» **YOUR GOAL**
Reading the listing below, count the lines that contain the word "value" and give that count alone.

» **EXTRACTED ENTRIES**

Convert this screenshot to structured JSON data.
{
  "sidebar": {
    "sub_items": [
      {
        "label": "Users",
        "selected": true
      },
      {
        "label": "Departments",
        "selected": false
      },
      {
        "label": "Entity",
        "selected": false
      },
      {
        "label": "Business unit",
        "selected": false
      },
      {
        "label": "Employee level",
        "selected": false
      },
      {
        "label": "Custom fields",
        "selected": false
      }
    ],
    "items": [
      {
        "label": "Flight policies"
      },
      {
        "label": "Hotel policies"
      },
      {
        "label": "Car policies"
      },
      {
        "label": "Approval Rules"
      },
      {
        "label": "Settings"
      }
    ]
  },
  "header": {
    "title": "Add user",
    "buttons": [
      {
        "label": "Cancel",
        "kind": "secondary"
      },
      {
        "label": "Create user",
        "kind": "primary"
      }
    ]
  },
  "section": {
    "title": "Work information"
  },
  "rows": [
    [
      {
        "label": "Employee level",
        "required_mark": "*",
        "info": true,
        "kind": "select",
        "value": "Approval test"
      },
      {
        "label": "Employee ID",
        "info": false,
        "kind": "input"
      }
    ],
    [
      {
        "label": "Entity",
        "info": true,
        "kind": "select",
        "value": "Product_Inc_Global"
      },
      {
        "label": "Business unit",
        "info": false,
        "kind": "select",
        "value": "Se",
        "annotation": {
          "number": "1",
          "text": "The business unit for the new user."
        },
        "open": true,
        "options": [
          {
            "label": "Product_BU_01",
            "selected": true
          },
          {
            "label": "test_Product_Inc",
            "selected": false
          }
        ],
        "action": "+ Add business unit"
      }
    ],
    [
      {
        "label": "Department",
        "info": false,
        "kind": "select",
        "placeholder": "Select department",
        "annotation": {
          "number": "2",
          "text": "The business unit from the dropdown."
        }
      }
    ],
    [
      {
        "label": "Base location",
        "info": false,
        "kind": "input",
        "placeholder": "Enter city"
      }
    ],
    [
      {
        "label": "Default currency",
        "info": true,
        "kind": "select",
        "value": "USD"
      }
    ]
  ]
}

» **WRITTEN SOLUTION**
4